== INFORMATION SHOWN ==

====

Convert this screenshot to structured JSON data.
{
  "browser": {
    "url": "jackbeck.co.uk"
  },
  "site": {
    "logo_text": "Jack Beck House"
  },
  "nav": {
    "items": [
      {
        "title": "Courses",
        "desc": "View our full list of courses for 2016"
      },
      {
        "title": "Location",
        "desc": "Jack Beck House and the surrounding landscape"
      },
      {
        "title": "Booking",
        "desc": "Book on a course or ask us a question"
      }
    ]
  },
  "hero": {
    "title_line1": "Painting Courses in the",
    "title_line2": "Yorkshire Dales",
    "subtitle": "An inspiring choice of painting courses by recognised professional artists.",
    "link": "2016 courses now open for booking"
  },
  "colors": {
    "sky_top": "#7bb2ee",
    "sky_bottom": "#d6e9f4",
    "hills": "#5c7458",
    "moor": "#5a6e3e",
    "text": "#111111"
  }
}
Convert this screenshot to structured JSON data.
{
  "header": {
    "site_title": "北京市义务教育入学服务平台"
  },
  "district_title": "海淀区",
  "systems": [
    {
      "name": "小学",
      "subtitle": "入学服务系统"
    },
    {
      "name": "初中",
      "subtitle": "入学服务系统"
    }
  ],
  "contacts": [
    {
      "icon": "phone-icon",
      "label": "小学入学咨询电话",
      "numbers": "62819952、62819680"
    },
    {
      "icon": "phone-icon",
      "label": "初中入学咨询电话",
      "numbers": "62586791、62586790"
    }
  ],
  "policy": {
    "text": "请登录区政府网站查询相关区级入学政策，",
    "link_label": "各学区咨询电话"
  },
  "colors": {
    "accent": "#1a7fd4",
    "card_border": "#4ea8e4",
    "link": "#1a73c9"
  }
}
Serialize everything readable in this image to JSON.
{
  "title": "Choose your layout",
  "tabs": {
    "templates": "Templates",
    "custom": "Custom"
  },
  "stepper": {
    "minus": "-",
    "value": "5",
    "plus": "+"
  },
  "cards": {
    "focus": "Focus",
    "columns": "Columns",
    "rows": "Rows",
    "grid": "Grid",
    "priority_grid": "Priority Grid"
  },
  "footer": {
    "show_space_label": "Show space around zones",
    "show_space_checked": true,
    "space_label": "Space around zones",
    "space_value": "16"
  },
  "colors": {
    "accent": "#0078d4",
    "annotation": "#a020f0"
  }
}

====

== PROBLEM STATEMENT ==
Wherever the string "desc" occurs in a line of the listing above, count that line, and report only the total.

== TASK OUTPUT ==
3